Month: September 2013

Program of the month: sfpatch

September 14, 2013 Programs No comments

sfpatch breaks the input data into local windows or “patches”, possibly with overlap.

The patching technique is explained by Jon Claerbout in Nonstationarity: patching chapter from Image Estimation by Example.

Suppose you have a 1-D signal with 10 samples:

bash$ sfmath n1=10 output=x1 > data.rsf

You can divide it, for example, into two patches with 5 samples each:

bash$ < data.rsf sfpatch p=2 w=5 > patch.rsf
bash$ sfget n1 n2 < patch.rsf 

or into 5 overlapping patches with 3 samples each:

bash$ < data.rsf sfpatch p=5 w=3 > patch.rsf
bash$ sfget n1 n2 < patch.rsf 

If you specify only the patch size (w= parameter), sfpatch tries to select the number of patches to achieve a good overlap:

bash$ < data.rsf sfpatch w=3 > patch.rsf
bash$ sfget n1 n2 < patch.rsf 

If you put overlapped patches back together, their amplitudes add in the overlapped regions:

bash$ < data.rsf sfdd type=int | sfdisfil 
   0:    0    1    2    3    4    5    6    7    8    9
bash$< patch.rsf sfpatch inv=y | sfdd type=int | sfdisfil
   0:    0    2    6    6    8   10   12   14    8    9

unless you use the weight option:

bash$ < patch.rsf sfpatch inv=y weight=y | sfdd type=int | sfdisfil
   0:    0    1    2    3    4    5    6    7    8    9

bash$ sfpatch easily handles multidimensional data: w= and p= become lists of dimensions, and the number of dimensions in the output effectively doubles. sfpatch is useful in two applications:

  1. crude handling of non-stationarity when processing non-stationary signals with locally stationary filters,
  2. making non-parallel tasks data-parallel.

A simple example from rsf/rsf/mona illustrates the second use.

Anisotropic diffusion, implemented by sfimpl2, is an effective but relatively slow process. By breaking the input 512×512 image into nine 200×200 overlapping patches and by processing them in parallel on a multi-core computer, we can achieve a significant speed-up without rewriting the original program.

10 previous programs of the month

Telling your story with sfresults

September 11, 2013 Programs No comments

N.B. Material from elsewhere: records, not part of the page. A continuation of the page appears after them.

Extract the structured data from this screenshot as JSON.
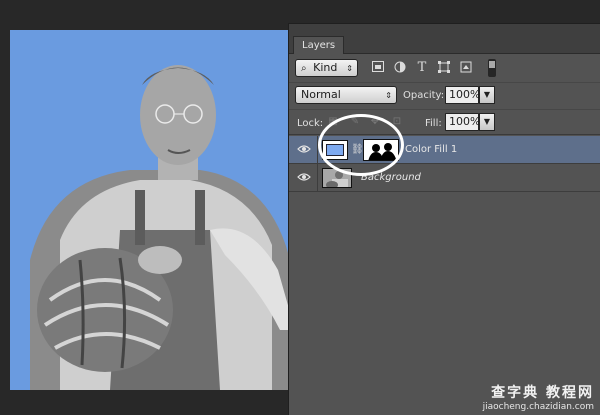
{
  "canvas": {
    "background_color": "#6a9be0"
  },
  "panel": {
    "tab_label": "Layers",
    "filter": {
      "search_icon": "search-icon",
      "kind_label": "Kind",
      "icons": [
        "image-filter-icon",
        "adjustment-filter-icon",
        "type-filter-icon",
        "shape-filter-icon",
        "smart-object-filter-icon"
      ]
    },
    "blend": {
      "mode": "Normal",
      "opacity_label": "Opacity:",
      "opacity_value": "100%"
    },
    "lock": {
      "label": "Lock:",
      "fill_label": "Fill:",
      "fill_value": "100%"
    },
    "layers": [
      {
        "name": "Color Fill 1",
        "selected": true,
        "visible": true,
        "fill_color": "#7eaaf0"
      },
      {
        "name": "Background",
        "selected": false,
        "visible": true
      }
    ],
    "selection_color": "#5e6f8b"
  },
  "watermark": {
    "main": "查字典 教程网",
    "sub": "jiaocheng.chazidian.com"
  }
}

Sometimes it is convenient to have a quick access to all results in your experiment. sfresults, a simple Tkinter script, provides that functionality. Run this script in your project directory. Click on “Cycle” button to run scons view, click on an individual result button to run scons result.view, or select several results and click on “Flip” to flip between the figures on the screen.